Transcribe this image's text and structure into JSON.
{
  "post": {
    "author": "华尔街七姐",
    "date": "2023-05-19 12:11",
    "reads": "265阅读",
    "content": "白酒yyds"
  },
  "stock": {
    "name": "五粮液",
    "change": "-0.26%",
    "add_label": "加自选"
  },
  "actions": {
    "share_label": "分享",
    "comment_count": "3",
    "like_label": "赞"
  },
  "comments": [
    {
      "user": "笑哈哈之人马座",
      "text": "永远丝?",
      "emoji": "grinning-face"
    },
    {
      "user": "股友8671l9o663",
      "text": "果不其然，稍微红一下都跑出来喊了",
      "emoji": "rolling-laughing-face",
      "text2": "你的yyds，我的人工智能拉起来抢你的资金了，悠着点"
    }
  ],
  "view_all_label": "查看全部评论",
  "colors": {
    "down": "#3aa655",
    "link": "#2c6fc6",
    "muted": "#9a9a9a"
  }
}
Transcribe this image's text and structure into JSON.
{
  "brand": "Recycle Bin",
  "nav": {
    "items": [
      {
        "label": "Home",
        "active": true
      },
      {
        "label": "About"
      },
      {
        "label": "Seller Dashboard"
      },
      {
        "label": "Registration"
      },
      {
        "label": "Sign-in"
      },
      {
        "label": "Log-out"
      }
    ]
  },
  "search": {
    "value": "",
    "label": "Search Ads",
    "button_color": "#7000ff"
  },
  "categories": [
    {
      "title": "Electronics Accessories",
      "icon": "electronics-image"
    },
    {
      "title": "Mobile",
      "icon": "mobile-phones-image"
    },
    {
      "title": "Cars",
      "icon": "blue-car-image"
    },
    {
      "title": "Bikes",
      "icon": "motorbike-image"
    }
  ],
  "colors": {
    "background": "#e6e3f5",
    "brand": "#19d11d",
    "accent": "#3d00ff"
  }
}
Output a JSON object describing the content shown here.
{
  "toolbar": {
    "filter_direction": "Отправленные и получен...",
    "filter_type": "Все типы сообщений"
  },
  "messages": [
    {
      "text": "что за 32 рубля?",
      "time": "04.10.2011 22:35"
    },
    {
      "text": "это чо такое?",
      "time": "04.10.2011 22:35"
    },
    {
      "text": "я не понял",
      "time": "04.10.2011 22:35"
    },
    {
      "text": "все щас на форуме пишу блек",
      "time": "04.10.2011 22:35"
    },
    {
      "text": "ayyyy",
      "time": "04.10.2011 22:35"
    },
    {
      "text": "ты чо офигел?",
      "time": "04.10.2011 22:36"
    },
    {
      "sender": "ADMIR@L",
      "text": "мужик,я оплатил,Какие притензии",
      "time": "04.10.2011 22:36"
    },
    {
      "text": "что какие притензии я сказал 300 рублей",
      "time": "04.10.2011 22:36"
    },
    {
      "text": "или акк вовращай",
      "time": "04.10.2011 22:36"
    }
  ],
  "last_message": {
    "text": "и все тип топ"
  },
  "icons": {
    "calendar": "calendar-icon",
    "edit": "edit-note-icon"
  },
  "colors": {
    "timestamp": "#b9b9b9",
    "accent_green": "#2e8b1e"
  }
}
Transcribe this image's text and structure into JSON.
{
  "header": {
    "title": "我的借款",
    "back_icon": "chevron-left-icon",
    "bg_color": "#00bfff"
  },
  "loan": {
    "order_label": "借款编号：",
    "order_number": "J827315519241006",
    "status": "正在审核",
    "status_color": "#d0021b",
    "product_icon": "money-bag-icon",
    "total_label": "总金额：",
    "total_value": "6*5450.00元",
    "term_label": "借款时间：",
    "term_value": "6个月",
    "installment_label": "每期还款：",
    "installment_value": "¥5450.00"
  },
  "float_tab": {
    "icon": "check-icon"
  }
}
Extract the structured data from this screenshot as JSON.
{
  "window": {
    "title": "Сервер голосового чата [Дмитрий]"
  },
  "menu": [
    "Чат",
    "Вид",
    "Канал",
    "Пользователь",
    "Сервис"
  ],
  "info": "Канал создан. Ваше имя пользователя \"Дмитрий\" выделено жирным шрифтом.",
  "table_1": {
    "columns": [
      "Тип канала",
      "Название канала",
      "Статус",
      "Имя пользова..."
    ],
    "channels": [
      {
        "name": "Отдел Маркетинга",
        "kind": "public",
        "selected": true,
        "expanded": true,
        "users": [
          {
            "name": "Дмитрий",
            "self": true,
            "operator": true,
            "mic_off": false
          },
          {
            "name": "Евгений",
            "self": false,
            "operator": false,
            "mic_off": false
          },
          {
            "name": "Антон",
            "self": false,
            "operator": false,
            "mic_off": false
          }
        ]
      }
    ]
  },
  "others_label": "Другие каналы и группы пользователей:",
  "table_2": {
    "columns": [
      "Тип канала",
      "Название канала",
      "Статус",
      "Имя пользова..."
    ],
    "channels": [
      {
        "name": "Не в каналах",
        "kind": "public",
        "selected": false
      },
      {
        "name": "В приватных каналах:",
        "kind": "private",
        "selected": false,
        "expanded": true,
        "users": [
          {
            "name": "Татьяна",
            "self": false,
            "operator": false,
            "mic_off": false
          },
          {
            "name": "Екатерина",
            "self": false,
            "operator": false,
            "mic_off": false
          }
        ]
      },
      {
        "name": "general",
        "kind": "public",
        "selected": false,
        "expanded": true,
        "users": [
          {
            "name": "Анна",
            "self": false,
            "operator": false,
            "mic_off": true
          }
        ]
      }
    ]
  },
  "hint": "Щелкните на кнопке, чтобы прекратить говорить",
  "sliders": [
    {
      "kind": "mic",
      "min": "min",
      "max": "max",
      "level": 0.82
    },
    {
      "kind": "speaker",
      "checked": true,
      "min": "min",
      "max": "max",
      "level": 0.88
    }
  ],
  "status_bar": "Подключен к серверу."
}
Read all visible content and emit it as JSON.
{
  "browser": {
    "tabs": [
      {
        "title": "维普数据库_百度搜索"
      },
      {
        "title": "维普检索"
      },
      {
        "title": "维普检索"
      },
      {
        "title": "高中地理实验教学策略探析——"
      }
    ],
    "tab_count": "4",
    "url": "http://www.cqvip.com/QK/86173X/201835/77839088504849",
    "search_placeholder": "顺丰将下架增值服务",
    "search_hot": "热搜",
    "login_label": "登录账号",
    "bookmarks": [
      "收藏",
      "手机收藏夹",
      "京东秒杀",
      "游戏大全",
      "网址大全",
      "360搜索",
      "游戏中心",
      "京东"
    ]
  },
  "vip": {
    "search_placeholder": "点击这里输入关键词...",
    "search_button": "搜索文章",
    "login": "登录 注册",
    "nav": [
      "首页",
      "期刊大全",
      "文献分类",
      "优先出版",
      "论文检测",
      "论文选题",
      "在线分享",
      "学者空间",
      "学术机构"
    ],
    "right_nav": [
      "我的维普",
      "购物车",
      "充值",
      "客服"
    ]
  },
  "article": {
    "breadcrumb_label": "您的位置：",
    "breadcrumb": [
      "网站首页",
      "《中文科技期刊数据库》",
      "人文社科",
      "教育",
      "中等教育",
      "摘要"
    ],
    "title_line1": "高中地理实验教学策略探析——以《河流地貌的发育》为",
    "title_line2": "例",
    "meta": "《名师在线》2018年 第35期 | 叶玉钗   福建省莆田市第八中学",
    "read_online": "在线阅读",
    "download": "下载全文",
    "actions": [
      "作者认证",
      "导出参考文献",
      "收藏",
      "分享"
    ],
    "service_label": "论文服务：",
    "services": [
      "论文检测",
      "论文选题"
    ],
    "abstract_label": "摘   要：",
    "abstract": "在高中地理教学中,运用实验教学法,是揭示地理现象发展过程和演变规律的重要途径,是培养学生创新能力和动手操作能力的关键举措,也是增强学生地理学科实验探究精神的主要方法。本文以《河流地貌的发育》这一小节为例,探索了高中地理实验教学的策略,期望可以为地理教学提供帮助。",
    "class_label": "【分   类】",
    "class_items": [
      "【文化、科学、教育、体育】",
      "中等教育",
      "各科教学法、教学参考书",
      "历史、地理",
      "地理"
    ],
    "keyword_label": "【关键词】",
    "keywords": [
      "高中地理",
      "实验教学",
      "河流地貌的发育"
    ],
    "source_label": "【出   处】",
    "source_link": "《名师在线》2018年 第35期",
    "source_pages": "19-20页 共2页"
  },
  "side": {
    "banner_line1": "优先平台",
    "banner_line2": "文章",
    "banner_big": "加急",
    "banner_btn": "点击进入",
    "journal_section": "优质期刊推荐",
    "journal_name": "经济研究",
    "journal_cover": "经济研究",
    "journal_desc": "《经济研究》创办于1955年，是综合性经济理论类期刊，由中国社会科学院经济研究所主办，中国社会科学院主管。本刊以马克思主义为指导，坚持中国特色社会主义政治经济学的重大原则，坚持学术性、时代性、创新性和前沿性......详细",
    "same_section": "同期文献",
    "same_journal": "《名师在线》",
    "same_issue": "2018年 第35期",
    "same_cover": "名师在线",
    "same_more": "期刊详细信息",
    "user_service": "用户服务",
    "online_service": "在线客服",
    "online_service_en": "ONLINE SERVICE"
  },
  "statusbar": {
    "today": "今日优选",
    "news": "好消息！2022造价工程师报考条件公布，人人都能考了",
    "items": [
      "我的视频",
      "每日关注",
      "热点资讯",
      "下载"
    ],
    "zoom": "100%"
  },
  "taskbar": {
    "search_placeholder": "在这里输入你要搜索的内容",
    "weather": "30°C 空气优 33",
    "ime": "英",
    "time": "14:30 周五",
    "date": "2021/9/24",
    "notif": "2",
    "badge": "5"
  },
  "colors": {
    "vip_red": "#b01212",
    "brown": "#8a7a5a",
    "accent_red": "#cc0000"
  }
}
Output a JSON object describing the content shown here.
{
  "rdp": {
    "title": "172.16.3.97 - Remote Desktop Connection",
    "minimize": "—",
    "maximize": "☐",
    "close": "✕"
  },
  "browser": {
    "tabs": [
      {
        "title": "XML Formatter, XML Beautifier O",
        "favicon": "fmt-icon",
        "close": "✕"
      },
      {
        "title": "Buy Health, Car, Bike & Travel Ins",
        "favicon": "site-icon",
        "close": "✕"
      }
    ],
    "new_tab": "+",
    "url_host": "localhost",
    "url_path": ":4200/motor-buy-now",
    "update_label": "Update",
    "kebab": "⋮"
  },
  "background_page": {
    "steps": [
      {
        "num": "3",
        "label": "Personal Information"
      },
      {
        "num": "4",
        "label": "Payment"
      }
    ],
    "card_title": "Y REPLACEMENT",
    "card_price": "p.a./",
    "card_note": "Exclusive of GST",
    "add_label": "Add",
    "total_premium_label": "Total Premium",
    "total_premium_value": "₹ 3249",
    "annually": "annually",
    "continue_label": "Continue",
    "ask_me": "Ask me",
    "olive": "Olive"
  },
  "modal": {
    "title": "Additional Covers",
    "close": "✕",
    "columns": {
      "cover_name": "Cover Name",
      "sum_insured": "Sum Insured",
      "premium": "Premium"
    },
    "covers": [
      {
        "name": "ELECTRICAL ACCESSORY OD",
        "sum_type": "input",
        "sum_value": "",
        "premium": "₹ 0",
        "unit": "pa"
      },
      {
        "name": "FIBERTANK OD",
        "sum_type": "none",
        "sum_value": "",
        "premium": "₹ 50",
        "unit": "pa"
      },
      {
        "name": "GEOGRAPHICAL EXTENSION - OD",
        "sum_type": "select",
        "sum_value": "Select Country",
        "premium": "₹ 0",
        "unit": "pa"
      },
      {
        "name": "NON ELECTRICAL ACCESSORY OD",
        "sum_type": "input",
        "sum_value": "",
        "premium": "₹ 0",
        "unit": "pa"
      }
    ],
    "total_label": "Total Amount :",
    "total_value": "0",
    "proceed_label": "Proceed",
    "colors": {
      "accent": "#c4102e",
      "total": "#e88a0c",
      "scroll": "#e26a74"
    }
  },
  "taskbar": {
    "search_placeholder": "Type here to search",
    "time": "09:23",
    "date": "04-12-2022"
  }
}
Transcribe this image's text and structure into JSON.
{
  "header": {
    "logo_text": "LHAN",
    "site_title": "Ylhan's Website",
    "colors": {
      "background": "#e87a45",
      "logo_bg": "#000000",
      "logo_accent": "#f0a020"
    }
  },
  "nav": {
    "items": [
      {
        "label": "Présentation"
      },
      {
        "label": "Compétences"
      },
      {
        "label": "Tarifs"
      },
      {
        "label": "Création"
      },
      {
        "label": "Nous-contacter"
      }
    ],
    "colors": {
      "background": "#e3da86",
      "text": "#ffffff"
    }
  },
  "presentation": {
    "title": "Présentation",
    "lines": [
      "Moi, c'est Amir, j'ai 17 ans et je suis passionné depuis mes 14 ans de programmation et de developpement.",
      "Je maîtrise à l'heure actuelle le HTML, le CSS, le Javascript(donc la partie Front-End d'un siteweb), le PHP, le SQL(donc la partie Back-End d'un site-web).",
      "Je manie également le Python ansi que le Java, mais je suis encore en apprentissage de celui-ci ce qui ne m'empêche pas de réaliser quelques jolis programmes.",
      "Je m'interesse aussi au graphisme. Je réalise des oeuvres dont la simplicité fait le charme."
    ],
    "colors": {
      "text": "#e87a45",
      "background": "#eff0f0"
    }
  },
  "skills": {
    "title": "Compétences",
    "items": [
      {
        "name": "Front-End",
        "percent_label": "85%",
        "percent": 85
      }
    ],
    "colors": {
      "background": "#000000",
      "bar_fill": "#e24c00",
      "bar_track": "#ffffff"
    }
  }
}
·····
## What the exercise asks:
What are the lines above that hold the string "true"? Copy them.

## The completed task:
        "active": true
        "selected": true,
        "expanded": true,
            "self": true,
            "operator": true,
        "expanded": true,
        "expanded": true,
            "mic_off": true
      "checked": true,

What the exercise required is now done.